A Cambridge academic has criticised Government plans to stop pupils without a Grade 4 GCSE pass in maths and English from securing student loans, arguing that universities need to be “more imaginative” when assessing students’ potential.
Michael Hrebeniak, director of studies in English at Magdalene College, Cambridge University, said that the Government’s Augar review of higher education funding in England, published on Thursday, is “proscribed by expressly financial prerogatives” and that “its mental universe is money”.
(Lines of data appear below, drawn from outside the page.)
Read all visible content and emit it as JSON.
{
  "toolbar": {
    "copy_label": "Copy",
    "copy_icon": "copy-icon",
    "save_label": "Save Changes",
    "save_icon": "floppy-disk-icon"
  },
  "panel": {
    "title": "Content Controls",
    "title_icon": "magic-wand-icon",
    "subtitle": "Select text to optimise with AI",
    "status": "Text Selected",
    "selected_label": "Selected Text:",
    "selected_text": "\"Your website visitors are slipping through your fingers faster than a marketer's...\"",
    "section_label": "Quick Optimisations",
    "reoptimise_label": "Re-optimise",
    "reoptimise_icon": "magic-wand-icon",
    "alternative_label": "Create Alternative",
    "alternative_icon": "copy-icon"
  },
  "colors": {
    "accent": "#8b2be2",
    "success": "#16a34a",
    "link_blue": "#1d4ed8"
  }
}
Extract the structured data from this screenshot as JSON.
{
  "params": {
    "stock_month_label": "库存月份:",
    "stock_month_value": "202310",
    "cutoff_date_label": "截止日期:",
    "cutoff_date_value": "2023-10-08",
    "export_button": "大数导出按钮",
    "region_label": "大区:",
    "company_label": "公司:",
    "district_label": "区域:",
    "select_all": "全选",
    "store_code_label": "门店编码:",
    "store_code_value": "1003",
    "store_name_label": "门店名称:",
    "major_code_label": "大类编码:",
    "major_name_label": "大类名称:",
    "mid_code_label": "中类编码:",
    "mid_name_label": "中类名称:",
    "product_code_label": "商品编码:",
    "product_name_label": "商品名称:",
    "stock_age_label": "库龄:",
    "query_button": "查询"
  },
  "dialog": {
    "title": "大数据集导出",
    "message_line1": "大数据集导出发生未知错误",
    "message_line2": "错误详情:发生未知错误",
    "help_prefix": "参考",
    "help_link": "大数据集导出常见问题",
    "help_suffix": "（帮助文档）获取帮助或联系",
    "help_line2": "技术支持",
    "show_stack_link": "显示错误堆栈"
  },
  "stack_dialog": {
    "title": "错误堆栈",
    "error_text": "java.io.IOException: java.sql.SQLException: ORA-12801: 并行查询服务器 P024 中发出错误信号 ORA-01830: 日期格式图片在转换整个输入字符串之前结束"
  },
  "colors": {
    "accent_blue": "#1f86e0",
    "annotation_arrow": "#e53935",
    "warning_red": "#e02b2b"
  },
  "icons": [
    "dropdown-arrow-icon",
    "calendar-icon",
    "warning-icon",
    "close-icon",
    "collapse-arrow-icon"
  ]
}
“Now, students certainly need to have some way of proving that they can engage with complex ideas and materials, but surely we can be more imaginative than merely verifying intelligence and potential against the data on a certificate,” he told the PA news agency.
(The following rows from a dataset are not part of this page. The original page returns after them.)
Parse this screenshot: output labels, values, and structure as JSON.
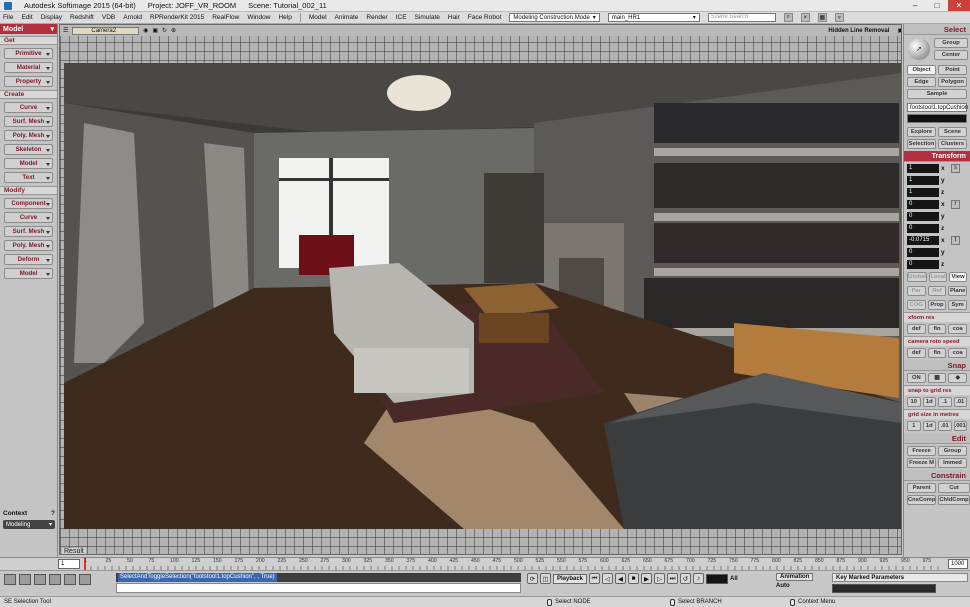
{
  "window": {
    "app_title": "Autodesk Softimage 2015 (64-bit)",
    "project": "Project: JOFF_VR_ROOM",
    "scene": "Scene: Tutorial_002_11"
  },
  "menubar": {
    "items": [
      "File",
      "Edit",
      "Display",
      "Redshift",
      "VDB",
      "Arnold",
      "RPRenderKit 2015",
      "RealFlow",
      "Window",
      "Help",
      "Model",
      "Animate",
      "Render",
      "ICE",
      "Simulate",
      "Hair",
      "Face Robot"
    ],
    "construction_mode": "Modeling Construction Mode",
    "render_pass": "main_HR1",
    "search_placeholder": "Scene Search"
  },
  "left_panel": {
    "title": "Model",
    "sections": [
      {
        "label": "Get",
        "buttons": [
          "Primitive",
          "Material",
          "Property"
        ]
      },
      {
        "label": "Create",
        "buttons": [
          "Curve",
          "Surf. Mesh",
          "Poly. Mesh",
          "Skeleton",
          "Model",
          "Text"
        ]
      },
      {
        "label": "Modify",
        "buttons": [
          "Component",
          "Curve",
          "Surf. Mesh",
          "Poly. Mesh",
          "Deform",
          "Model"
        ]
      }
    ],
    "context_label": "Context",
    "context_value": "Modeling"
  },
  "viewport": {
    "camera": "Camera2",
    "display_mode": "Hidden Line Removal",
    "result_label": "Result"
  },
  "right_panel": {
    "select_title": "Select",
    "select_buttons": [
      "Group",
      "Center",
      "Object",
      "Point",
      "Edge",
      "Polygon",
      "Sample"
    ],
    "selected_name": "footstool1.topCushion",
    "explore_buttons": [
      "Explore",
      "Scene",
      "Selection",
      "Clusters"
    ],
    "transform_title": "Transform",
    "transform_values": [
      {
        "value": "1",
        "axis": "x",
        "icon": "s"
      },
      {
        "value": "1",
        "axis": "y",
        "icon": ""
      },
      {
        "value": "1",
        "axis": "z",
        "icon": ""
      },
      {
        "value": "0",
        "axis": "x",
        "icon": "r"
      },
      {
        "value": "0",
        "axis": "y",
        "icon": ""
      },
      {
        "value": "0",
        "axis": "z",
        "icon": ""
      },
      {
        "value": "-0.0715",
        "axis": "x",
        "icon": "t"
      },
      {
        "value": "0",
        "axis": "y",
        "icon": ""
      },
      {
        "value": "0",
        "axis": "z",
        "icon": ""
      }
    ],
    "ref_row1": [
      "Global",
      "Local",
      "View"
    ],
    "ref_row2": [
      "Par",
      "Ref",
      "Plane"
    ],
    "ref_row3": [
      "COG",
      "Prop",
      "Sym"
    ],
    "xform_label": "xform res",
    "xform_buttons": [
      "def",
      "fin",
      "coa"
    ],
    "camera_label": "camera roto speed",
    "camera_buttons": [
      "def",
      "fin",
      "coa"
    ],
    "snap_title": "Snap",
    "snap_state": "ON",
    "snap_grid_label": "snap to grid res",
    "snap_grid_buttons": [
      "10",
      "1d",
      ".1",
      ".01"
    ],
    "grid_size_label": "grid size in metres",
    "grid_size_buttons": [
      "1",
      "1d",
      ".01",
      ".001"
    ],
    "edit_title": "Edit",
    "edit_buttons": [
      "Freeze",
      "Group",
      "Freeze M",
      "Immed"
    ],
    "constrain_title": "Constrain",
    "constrain_buttons": [
      "Parent",
      "Cut",
      "CnsComp",
      "ChldComp"
    ]
  },
  "timeline": {
    "start": "1",
    "end": "1000",
    "labels": [
      "1",
      "25",
      "50",
      "75",
      "100",
      "125",
      "150",
      "175",
      "200",
      "225",
      "250",
      "275",
      "300",
      "325",
      "350",
      "375",
      "400",
      "425",
      "450",
      "475",
      "500",
      "525",
      "550",
      "575",
      "600",
      "625",
      "650",
      "675",
      "700",
      "725",
      "750",
      "775",
      "800",
      "825",
      "850",
      "875",
      "900",
      "925",
      "950",
      "975"
    ],
    "end_left": "1000"
  },
  "bottom": {
    "script_command": "SelectAndToggleSelection(\"footstool1.topCushion\", , True)",
    "playback_label": "Playback",
    "frame_value": "1",
    "all_label": "All",
    "animation_label": "Animation",
    "auto_label": "Auto",
    "key_params_label": "Key Marked Parameters"
  },
  "statusbar": {
    "tool": "SE Selection Tool",
    "left_mouse": "Select NODE",
    "middle_mouse": "Select BRANCH",
    "right_mouse": "Context Menu"
  }
}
Dr Hrebeniak is the founder of the New School of the Anthropocene (NSOTA) at the October Gallery in Bloomsbury, London, a year-long programme described as a “radical and affordable experiment” in higher education.
The school aims “to free students from the tyranny of debt by keeping tuition fees as low as possible”.
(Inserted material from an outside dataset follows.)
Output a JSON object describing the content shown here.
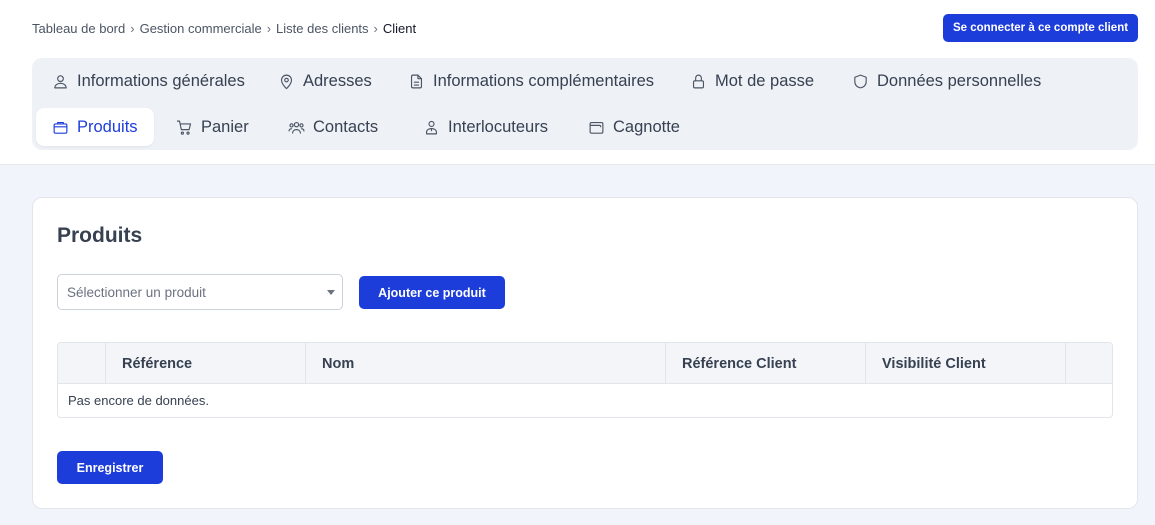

It is named after the geological era where human impact on the planet takes effect, and students will research and study a wide range of disciplines, encompassing film-making, philosophy, dance and hands-on conservation work such as water…